Reviewing the Value of Virtue and Right Speech

During this talk, Peter provides an overview of Sila, the Buddhist Virtue Aggregate, which is found within the Noble Eightfold Path, with an emphasis on the importance of mindfully recognizing the non-virtuous elements of contemporary cultural conditioning, which create disharmony and dysfunction with significant negative consequences for social cohesion and the environment, renouncing them, and instead orienting one’s thoughts and actions through the filter of Virtue–harmlessness, compassion, generosity and equanimity.  He then focuses on Right Speech in the context of a person’s internal self-talk, as well as interpersonal communications.  He adds another consideration he calls Right Listening, the ability to bring skillful attention and discipline to bear on the cognitive distortions that prevail in contemporary media and counter their effect on one’s clarity, purpose and peace of mind.

Here are the notes prepared for this talk:  THE VIRTUE OF RIGHT SPEECH  The contents of these notes are more expansive and descriptive than the verbal recording of the talk.

Next week’s talk will focus on another function of the Virtue Aggregate of the Noble Eightfold Path: Right Action.


Insights On The Path Of Awakening

In this talk, the progression from self-state integration is described, beginning with combining the Virtue aggregate and the Mental Training aggregate of the Noble Eightfold Path.  As the self-states no longer function with less internal and interpersonal conflict, then the Buddhist “Progressions of Insight” are developed.  These concepts were linked with various teaching instructions provided during the retreat, to help the participants understand the Theravada Buddhist notions of how enlightenment can occur.

The Precepts As Commitments

During this dialogue, Peter reviewed previous dialogues on The Power Of Commitment and the Five Precepts, hoping to foster a different perspective on the precepts.  In the history of Buddhism, the precepts are worded as “abstentions”, that is, behaviors that are to be avoided.  In this rendering, we are asked to consider positive aspects of them as commitments to manifest clear awareness (Right Understanding) and benevolent intentions (Right intentions).  In the course of the dialogue, participants were urged to realize that regular meditation practice is essential for the cultivation of the virtues that the precepts represent.  A one page summary reviewing the usefulness of working with the precepts as commitments is posted on the site for review.  Next week, the dialogue will begin to explore the practice of Right Mindfulness, which include the four foundations of mindfulness (satipatthana).

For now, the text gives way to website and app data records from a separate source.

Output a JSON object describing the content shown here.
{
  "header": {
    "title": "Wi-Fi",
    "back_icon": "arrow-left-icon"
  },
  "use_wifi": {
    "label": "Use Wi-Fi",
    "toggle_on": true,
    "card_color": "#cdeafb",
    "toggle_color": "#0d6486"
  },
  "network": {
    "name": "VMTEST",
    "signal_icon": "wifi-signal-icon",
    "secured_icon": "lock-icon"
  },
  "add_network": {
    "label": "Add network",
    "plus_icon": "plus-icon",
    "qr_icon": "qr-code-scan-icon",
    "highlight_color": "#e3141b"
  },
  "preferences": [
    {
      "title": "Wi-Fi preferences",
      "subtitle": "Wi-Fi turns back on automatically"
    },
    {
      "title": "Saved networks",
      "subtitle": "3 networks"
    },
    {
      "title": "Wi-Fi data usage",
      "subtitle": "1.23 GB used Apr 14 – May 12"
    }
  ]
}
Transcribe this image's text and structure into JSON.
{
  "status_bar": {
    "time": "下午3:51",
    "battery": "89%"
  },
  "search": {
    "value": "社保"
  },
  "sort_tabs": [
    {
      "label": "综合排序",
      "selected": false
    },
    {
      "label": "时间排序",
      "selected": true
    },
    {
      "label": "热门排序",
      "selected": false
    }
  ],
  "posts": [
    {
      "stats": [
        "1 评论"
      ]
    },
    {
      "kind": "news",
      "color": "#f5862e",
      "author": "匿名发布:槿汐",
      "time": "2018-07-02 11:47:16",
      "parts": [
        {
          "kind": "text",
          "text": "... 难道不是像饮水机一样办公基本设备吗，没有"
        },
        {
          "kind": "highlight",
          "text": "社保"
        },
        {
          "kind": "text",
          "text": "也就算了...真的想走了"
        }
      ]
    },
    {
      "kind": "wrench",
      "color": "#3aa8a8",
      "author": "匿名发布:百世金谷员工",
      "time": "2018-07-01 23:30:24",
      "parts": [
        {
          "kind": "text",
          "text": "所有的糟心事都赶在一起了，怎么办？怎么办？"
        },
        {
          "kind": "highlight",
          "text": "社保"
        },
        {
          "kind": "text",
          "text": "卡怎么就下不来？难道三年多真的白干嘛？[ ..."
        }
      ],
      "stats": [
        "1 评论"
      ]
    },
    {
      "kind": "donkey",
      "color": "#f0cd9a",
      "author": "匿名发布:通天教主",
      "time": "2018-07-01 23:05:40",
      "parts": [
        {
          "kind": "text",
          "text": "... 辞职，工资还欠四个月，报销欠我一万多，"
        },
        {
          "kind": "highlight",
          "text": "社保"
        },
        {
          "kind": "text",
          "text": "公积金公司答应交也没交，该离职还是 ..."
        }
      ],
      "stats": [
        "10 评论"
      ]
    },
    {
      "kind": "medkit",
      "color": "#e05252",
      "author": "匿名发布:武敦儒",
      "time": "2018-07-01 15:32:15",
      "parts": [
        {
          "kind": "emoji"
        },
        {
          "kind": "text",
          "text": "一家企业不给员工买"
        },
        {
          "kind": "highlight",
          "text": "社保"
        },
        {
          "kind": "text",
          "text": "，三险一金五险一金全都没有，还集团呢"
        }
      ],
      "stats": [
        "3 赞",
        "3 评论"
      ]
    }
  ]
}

See also accompanying text: A New Approach to Fostering Buddhist Principles

How We Know Virtue

In another of a series of dialogues during which Peter explores ways to transpose the wisdom of the Buddhist teaching called The Four Noble Truths, modern ways of validating the usefulness of virtue to support peace of mind and clarity regarding our daily lifestyle decisions.  The significant differences of  complexity in our era as compared to the time of the Buddha was emphasized, which requires diligent mental discipline to manage effectively.  Next week’s dialogue will explore more modern understandings of Right Speech, Right Action and Right Livelihood, which are the elements of virtue in the Noble Eightfold Path.

[s3mm type=”audio” files=”wp-content/uploads/2013/07/11130454/How We Know Virtue.mp3″ /]

Cultivating Spirituality in the 21st Century

In this dialogue, we explored the distractions that interfere with regular meditation practice, contrasted with the opportunities that are also present in our time to deeply practice and understand the liberating teachings of the Buddha.  The practice of Right Livelihood was renamed “Right Lifestyle” to reflect the increasing complexity of current culture, and that the goal of spiritual practice is living a wholesome life.